Gingrich doesn’t cap the deductions for charity and home ownership, while he notes both Perry and Romney include class-warfare caps for various aspects of their plans. Gingrich also proposes a much lower corporate tax rate of 12.5%, while Perry’s 20% is only average for an industrialized nation (although still much better than our insanely high current rates.)
Perry hasn’t talked about moving away from payroll taxes yet, but that’s usually a goal of flat tax reformers, and Gingrich would begin phasing them out right away. Besides facilitating far too much government bloat under the radar screen, the modern concept of the payroll tax always struck me as faintly tyrannical. Seizing someone’s income before they ever get to touch the money is closer to indenture than assessing a “tax.”

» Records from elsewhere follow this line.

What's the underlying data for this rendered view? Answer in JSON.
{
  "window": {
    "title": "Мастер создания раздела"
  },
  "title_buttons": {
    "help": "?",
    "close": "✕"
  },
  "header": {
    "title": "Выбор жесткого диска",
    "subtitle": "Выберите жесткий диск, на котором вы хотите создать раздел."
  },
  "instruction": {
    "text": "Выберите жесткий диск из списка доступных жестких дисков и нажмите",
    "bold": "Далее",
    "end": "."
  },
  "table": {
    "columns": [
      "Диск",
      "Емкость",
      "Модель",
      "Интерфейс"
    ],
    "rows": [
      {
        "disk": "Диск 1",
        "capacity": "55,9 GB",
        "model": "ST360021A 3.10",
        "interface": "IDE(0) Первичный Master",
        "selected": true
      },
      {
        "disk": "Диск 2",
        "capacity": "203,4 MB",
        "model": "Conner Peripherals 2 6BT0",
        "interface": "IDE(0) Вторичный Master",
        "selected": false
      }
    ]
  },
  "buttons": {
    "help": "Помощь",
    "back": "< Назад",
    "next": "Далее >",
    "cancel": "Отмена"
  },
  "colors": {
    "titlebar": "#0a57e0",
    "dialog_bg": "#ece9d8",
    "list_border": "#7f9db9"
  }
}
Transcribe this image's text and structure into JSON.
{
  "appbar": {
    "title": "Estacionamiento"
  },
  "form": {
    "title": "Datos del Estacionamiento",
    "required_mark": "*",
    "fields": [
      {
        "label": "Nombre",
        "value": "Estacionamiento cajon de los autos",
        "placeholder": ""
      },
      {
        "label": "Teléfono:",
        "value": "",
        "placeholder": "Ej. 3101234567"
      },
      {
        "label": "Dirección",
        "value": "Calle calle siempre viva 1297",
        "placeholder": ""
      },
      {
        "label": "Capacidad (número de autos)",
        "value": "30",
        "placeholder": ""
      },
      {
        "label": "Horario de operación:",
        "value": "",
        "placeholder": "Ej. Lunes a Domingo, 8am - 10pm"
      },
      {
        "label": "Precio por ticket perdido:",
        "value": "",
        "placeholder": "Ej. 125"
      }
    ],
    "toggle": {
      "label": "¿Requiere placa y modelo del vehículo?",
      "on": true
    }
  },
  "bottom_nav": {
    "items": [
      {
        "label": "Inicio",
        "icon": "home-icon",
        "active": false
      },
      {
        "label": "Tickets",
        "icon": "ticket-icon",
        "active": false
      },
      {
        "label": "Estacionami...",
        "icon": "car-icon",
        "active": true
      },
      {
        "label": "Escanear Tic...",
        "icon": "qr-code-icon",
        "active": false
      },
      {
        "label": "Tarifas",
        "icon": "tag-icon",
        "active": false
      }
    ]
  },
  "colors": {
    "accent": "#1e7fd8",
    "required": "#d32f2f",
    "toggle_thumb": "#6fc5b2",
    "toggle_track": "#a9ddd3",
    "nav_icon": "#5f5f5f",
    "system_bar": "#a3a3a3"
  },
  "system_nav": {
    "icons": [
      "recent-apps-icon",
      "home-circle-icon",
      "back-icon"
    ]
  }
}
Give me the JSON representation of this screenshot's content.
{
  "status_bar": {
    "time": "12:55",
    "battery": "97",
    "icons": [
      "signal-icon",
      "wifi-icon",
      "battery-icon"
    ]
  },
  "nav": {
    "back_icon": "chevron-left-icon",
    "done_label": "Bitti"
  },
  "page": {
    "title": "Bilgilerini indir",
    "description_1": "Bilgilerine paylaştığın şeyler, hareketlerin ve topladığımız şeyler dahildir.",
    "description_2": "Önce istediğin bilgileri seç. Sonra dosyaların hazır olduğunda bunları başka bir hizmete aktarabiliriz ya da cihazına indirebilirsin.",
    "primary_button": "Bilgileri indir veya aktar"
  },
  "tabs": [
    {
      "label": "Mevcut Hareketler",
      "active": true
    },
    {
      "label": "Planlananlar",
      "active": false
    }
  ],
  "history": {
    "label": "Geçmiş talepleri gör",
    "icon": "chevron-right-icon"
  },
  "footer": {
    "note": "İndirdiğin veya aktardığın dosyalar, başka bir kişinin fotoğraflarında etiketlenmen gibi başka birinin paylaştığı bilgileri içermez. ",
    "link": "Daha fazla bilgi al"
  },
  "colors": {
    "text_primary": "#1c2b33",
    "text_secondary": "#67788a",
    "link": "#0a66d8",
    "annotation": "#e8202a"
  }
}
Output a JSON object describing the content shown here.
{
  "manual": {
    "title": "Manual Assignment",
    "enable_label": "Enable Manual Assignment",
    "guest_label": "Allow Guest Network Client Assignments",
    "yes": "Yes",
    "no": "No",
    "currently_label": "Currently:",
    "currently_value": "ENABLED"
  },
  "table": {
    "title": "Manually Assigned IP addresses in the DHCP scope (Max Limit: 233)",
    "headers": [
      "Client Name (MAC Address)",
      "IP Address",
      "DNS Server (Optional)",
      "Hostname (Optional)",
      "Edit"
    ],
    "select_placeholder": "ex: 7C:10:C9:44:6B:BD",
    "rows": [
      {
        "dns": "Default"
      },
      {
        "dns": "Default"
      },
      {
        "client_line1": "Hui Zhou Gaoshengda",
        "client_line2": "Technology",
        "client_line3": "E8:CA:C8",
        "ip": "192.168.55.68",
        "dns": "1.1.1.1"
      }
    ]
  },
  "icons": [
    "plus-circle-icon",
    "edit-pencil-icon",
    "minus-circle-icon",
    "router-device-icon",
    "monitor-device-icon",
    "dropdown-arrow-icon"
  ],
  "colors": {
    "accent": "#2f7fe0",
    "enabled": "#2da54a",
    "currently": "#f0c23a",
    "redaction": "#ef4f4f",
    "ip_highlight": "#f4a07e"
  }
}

One of the most interesting differences Gingrich chooses to highlight with Perry’s plan is the way he treats state and local tax deductions. Perry retains this concept in his plan, but Gingrich would not allow taxpayers to deduct state and local taxes paid from their federal liability. He explains why: “The deduction is a federal subsidy for states to adopt higher state and local taxes. Removing the subsidy would lead states to reduce state and local taxes, or adopt their own flat tax reforms.”
That’s an interesting point, and logically consistent with the purpose of the federal tax system, which should be focused on funding the federal government in the most efficient, least painful manner possible. Our current federal system is headed for utter collapse… but several states will get there first. The federal subsidy of outrageous state taxes is one of the reasons so many states have turned into bloated, insolvent nightmares that make Uncle Sam blush.
“Plan bumping,” as Perry memorably described it to Herman Cain during the last GOP debate, is a great idea. All of these proposals can only benefit from competition with each other. Everyone on that Republican debate stage is a capitalist, so they should, by definition, be happy to engage in spirited competition to sell their intellectual products.